• **Task statement**
Working through the entries below, find how many lines include "Assertions", then write only that number.

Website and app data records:
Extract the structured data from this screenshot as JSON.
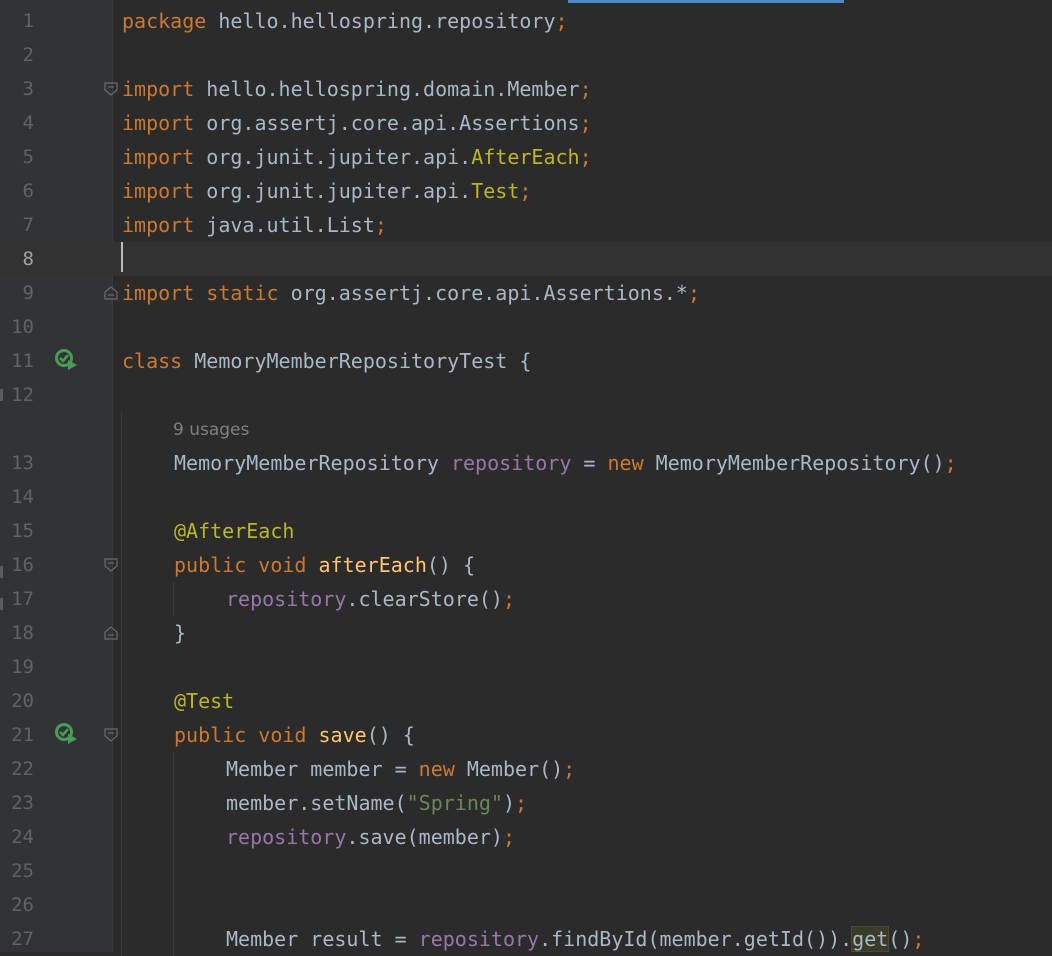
{
  "editor": {
    "lines": [
      {
        "n": "1",
        "tokens": [
          {
            "t": "package",
            "c": "kw"
          },
          {
            "t": " hello.hellospring.repository"
          },
          {
            "t": ";",
            "c": "kw"
          }
        ]
      },
      {
        "n": "2",
        "tokens": []
      },
      {
        "n": "3",
        "tokens": [
          {
            "t": "import",
            "c": "kw"
          },
          {
            "t": " hello.hellospring.domain.Member"
          },
          {
            "t": ";",
            "c": "kw"
          }
        ],
        "fold": "open"
      },
      {
        "n": "4",
        "tokens": [
          {
            "t": "import",
            "c": "kw"
          },
          {
            "t": " org.assertj.core.api.Assertions"
          },
          {
            "t": ";",
            "c": "kw"
          }
        ]
      },
      {
        "n": "5",
        "tokens": [
          {
            "t": "import",
            "c": "kw"
          },
          {
            "t": " org.junit.jupiter.api."
          },
          {
            "t": "AfterEach",
            "c": "an"
          },
          {
            "t": ";",
            "c": "kw"
          }
        ]
      },
      {
        "n": "6",
        "tokens": [
          {
            "t": "import",
            "c": "kw"
          },
          {
            "t": " org.junit.jupiter.api."
          },
          {
            "t": "Test",
            "c": "an"
          },
          {
            "t": ";",
            "c": "kw"
          }
        ]
      },
      {
        "n": "7",
        "tokens": [
          {
            "t": "import",
            "c": "kw"
          },
          {
            "t": " java.util.List"
          },
          {
            "t": ";",
            "c": "kw"
          }
        ]
      },
      {
        "n": "8",
        "tokens": [],
        "current": true
      },
      {
        "n": "9",
        "tokens": [
          {
            "t": "import",
            "c": "kw"
          },
          {
            "t": " "
          },
          {
            "t": "static",
            "c": "kw"
          },
          {
            "t": " org.assertj.core.api.Assertions.*"
          },
          {
            "t": ";",
            "c": "kw"
          }
        ],
        "fold": "close"
      },
      {
        "n": "10",
        "tokens": []
      },
      {
        "n": "11",
        "tokens": [
          {
            "t": "class",
            "c": "kw"
          },
          {
            "t": " MemoryMemberRepositoryTest {"
          }
        ],
        "run": true
      },
      {
        "n": "12",
        "tokens": []
      },
      {
        "n": "",
        "hint": "9 usages"
      },
      {
        "n": "13",
        "indent": 1,
        "tokens": [
          {
            "t": "MemoryMemberRepository "
          },
          {
            "t": "repository",
            "c": "fld"
          },
          {
            "t": " = "
          },
          {
            "t": "new",
            "c": "kw"
          },
          {
            "t": " MemoryMemberRepository()"
          },
          {
            "t": ";",
            "c": "kw"
          }
        ]
      },
      {
        "n": "14",
        "tokens": []
      },
      {
        "n": "15",
        "indent": 1,
        "tokens": [
          {
            "t": "@AfterEach",
            "c": "an"
          }
        ]
      },
      {
        "n": "16",
        "indent": 1,
        "tokens": [
          {
            "t": "public",
            "c": "kw"
          },
          {
            "t": " "
          },
          {
            "t": "void",
            "c": "kw"
          },
          {
            "t": " "
          },
          {
            "t": "afterEach",
            "c": "fn"
          },
          {
            "t": "() {"
          }
        ],
        "fold": "open"
      },
      {
        "n": "17",
        "indent": 2,
        "tokens": [
          {
            "t": "repository",
            "c": "fld"
          },
          {
            "t": ".clearStore()"
          },
          {
            "t": ";",
            "c": "kw"
          }
        ]
      },
      {
        "n": "18",
        "indent": 1,
        "tokens": [
          {
            "t": "}"
          }
        ],
        "fold": "close"
      },
      {
        "n": "19",
        "tokens": []
      },
      {
        "n": "20",
        "indent": 1,
        "tokens": [
          {
            "t": "@Test",
            "c": "an"
          }
        ]
      },
      {
        "n": "21",
        "indent": 1,
        "tokens": [
          {
            "t": "public",
            "c": "kw"
          },
          {
            "t": " "
          },
          {
            "t": "void",
            "c": "kw"
          },
          {
            "t": " "
          },
          {
            "t": "save",
            "c": "fn"
          },
          {
            "t": "() {"
          }
        ],
        "run": true,
        "fold": "open"
      },
      {
        "n": "22",
        "indent": 2,
        "tokens": [
          {
            "t": "Member member = "
          },
          {
            "t": "new",
            "c": "kw"
          },
          {
            "t": " Member()"
          },
          {
            "t": ";",
            "c": "kw"
          }
        ]
      },
      {
        "n": "23",
        "indent": 2,
        "tokens": [
          {
            "t": "member.setName("
          },
          {
            "t": "\"Spring\"",
            "c": "str"
          },
          {
            "t": ")"
          },
          {
            "t": ";",
            "c": "kw"
          }
        ]
      },
      {
        "n": "24",
        "indent": 2,
        "tokens": [
          {
            "t": "repository",
            "c": "fld"
          },
          {
            "t": ".save(member)"
          },
          {
            "t": ";",
            "c": "kw"
          }
        ]
      },
      {
        "n": "25",
        "tokens": []
      },
      {
        "n": "26",
        "tokens": []
      },
      {
        "n": "27",
        "indent": 2,
        "tokens": [
          {
            "t": "Member result = "
          },
          {
            "t": "repository",
            "c": "fld"
          },
          {
            "t": ".findById(member.getId())."
          },
          {
            "t": "get",
            "c": "hl"
          },
          {
            "t": "()"
          },
          {
            "t": ";",
            "c": "kw"
          }
        ]
      }
    ]
  },
  "colors": {
    "background": "#2b2b2b",
    "gutter": "#313335",
    "keyword": "#cc7832",
    "annotation": "#bbb529",
    "field": "#9876aa",
    "method": "#ffc66d",
    "string": "#6a8759",
    "text": "#a9b7c6",
    "run_icon": "#499c54"
  }
}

• **Exercise output**
2